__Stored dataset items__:
>>
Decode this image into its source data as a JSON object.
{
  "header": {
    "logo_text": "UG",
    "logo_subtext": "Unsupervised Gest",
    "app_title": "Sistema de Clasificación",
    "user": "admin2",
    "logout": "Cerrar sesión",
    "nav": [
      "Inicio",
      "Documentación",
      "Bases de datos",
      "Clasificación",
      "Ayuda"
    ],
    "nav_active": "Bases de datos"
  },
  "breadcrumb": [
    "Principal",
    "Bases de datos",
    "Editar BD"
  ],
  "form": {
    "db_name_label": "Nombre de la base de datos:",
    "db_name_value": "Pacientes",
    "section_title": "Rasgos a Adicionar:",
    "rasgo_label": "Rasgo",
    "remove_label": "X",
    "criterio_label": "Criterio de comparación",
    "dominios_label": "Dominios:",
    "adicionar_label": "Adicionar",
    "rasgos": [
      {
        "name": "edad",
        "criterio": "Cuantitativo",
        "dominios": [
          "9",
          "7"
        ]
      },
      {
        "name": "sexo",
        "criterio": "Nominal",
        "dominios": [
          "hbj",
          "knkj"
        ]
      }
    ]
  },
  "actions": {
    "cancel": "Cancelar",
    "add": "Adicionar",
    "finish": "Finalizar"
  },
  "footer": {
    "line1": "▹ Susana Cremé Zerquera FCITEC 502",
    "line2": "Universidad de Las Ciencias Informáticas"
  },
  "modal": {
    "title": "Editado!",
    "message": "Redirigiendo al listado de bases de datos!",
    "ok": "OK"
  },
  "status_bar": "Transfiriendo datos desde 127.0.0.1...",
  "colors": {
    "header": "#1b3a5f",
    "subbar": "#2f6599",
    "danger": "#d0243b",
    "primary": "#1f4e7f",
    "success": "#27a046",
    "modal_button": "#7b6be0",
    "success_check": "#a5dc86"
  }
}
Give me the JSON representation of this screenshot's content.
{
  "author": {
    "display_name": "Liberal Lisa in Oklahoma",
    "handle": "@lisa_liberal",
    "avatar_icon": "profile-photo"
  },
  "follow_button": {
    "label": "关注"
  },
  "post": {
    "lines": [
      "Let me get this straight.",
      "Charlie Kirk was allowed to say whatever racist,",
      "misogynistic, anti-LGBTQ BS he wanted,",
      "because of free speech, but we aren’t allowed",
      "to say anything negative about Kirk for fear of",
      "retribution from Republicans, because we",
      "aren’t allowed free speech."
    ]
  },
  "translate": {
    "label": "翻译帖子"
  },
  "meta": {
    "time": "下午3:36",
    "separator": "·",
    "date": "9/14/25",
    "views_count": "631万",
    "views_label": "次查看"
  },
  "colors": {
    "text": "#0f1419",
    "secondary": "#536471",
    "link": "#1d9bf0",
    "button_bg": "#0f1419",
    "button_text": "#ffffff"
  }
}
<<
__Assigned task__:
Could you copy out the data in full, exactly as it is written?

__The answer__:
Decode this image into its source data as a JSON object.
{
  "header": {
    "logo_text": "UG",
    "logo_subtext": "Unsupervised Gest",
    "app_title": "Sistema de Clasificación",
    "user": "admin2",
    "logout": "Cerrar sesión",
    "nav": [
      "Inicio",
      "Documentación",
      "Bases de datos",
      "Clasificación",
      "Ayuda"
    ],
    "nav_active": "Bases de datos"
  },
  "breadcrumb": [
    "Principal",
    "Bases de datos",
    "Editar BD"
  ],
  "form": {
    "db_name_label": "Nombre de la base de datos:",
    "db_name_value": "Pacientes",
    "section_title": "Rasgos a Adicionar:",
    "rasgo_label": "Rasgo",
    "remove_label": "X",
    "criterio_label": "Criterio de comparación",
    "dominios_label": "Dominios:",
    "adicionar_label": "Adicionar",
    "rasgos": [
      {
        "name": "edad",
        "criterio": "Cuantitativo",
        "dominios": [
          "9",
          "7"
        ]
      },
      {
        "name": "sexo",
        "criterio": "Nominal",
        "dominios": [
          "hbj",
          "knkj"
        ]
      }
    ]
  },
  "actions": {
    "cancel": "Cancelar",
    "add": "Adicionar",
    "finish": "Finalizar"
  },
  "footer": {
    "line1": "▹ Susana Cremé Zerquera FCITEC 502",
    "line2": "Universidad de Las Ciencias Informáticas"
  },
  "modal": {
    "title": "Editado!",
    "message": "Redirigiendo al listado de bases de datos!",
    "ok": "OK"
  },
  "status_bar": "Transfiriendo datos desde 127.0.0.1...",
  "colors": {
    "header": "#1b3a5f",
    "subbar": "#2f6599",
    "danger": "#d0243b",
    "primary": "#1f4e7f",
    "success": "#27a046",
    "modal_button": "#7b6be0",
    "success_check": "#a5dc86"
  }
}
Give me the JSON representation of this screenshot's content.
{
  "author": {
    "display_name": "Liberal Lisa in Oklahoma",
    "handle": "@lisa_liberal",
    "avatar_icon": "profile-photo"
  },
  "follow_button": {
    "label": "关注"
  },
  "post": {
    "lines": [
      "Let me get this straight.",
      "Charlie Kirk was allowed to say whatever racist,",
      "misogynistic, anti-LGBTQ BS he wanted,",
      "because of free speech, but we aren’t allowed",
      "to say anything negative about Kirk for fear of",
      "retribution from Republicans, because we",
      "aren’t allowed free speech."
    ]
  },
  "translate": {
    "label": "翻译帖子"
  },
  "meta": {
    "time": "下午3:36",
    "separator": "·",
    "date": "9/14/25",
    "views_count": "631万",
    "views_label": "次查看"
  },
  "colors": {
    "text": "#0f1419",
    "secondary": "#536471",
    "link": "#1d9bf0",
    "button_bg": "#0f1419",
    "button_text": "#ffffff"
  }
}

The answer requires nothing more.